But when proper words make Scripture ambiguous, we must see in the first place that there is nothing wrong in our punctuation or pronunciation. Accordingly, if, when attention is given to the passage, it shall appear to be uncertain in what way it ought to be punctuated or pronounced, let the reader consult the rule of faith which he has gathered from the plainer passages of Scripture, and from the authority of the Church, and of which I treated at sufficient length when I was speaking in the first book about things. But if both readings, or all of them (if there are more than two), give a meaning in harmony with the faith, it remains to consult the context, both what goes before and what comes after, to see which interpretation, out of many that offer themselves, it pronounces for and permits to be dovetailed into itself. [emphasis added]

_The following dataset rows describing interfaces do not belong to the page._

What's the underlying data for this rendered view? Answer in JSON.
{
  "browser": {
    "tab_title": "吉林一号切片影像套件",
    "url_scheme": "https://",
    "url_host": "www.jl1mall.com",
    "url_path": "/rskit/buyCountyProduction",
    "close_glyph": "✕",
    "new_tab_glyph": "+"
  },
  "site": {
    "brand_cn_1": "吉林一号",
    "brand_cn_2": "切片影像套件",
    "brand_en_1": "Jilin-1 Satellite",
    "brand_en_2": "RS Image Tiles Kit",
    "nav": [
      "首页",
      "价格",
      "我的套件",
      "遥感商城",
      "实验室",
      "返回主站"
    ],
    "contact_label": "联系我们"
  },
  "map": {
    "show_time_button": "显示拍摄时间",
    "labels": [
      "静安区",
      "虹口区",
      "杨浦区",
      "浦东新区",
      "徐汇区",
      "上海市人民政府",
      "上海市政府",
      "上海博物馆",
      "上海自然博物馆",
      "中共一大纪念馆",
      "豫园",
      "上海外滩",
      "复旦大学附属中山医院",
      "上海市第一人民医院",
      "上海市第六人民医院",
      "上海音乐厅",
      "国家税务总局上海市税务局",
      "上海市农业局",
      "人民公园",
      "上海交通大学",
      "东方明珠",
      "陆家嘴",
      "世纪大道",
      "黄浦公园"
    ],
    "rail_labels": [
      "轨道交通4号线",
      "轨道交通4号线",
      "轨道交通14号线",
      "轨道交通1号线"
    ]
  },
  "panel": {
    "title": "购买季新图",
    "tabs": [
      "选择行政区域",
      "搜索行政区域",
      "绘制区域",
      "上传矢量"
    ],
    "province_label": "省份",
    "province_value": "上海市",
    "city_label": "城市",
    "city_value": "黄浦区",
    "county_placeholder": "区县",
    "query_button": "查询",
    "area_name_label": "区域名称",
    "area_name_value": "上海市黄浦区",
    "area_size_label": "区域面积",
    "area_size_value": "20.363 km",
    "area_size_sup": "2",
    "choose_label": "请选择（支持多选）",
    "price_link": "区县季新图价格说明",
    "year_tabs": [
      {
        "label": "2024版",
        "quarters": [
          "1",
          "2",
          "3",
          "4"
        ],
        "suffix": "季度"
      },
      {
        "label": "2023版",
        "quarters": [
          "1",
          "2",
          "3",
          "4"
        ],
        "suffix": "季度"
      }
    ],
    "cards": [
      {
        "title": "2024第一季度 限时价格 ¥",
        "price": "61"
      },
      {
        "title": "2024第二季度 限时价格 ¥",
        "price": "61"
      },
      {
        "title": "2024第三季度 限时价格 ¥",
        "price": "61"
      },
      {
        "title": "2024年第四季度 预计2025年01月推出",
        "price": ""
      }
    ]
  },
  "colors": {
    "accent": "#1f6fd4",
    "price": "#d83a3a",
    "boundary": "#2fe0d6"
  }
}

St. Augustine agrees that “plainer passages” ought to help us in interpretation, but no less importantly he also insists upon the authority of the Church as a guide in hermeneutics, and that whatever meaning we find must be consistent with the Faith taught by the Church. This is consistent with what we find in the Catechism—a truth that I have emphasized repeatedly here at The Supplement (most recently in this post):

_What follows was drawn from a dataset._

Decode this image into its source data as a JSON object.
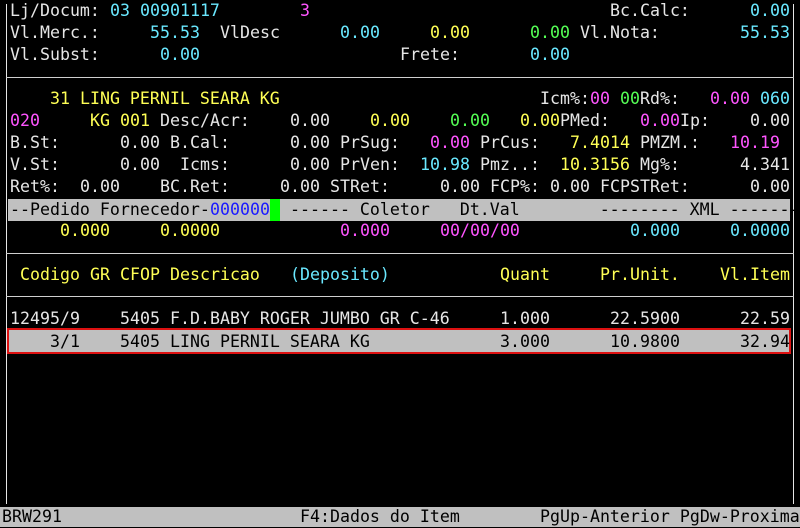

Read the Scripture within “the living Tradition of the whole Church.” [CCC §113]
The Christian goes astray if he thinks that he can interpret the Bible according to his own lights, ignoring the Faith as it has been delivered to the Church and faithfully taught by her throughout the centuries. The Bible does not and cannot contradict that Faith, and any interpretation of Scripture which proposes to do so is an interpretation gone astray. It is not true.
This is clearly the viewpoint of St. Augustine in the passage we’ve quoted above, and it is still more evidence that the great Doctor was no Protestant. He was a Catholic.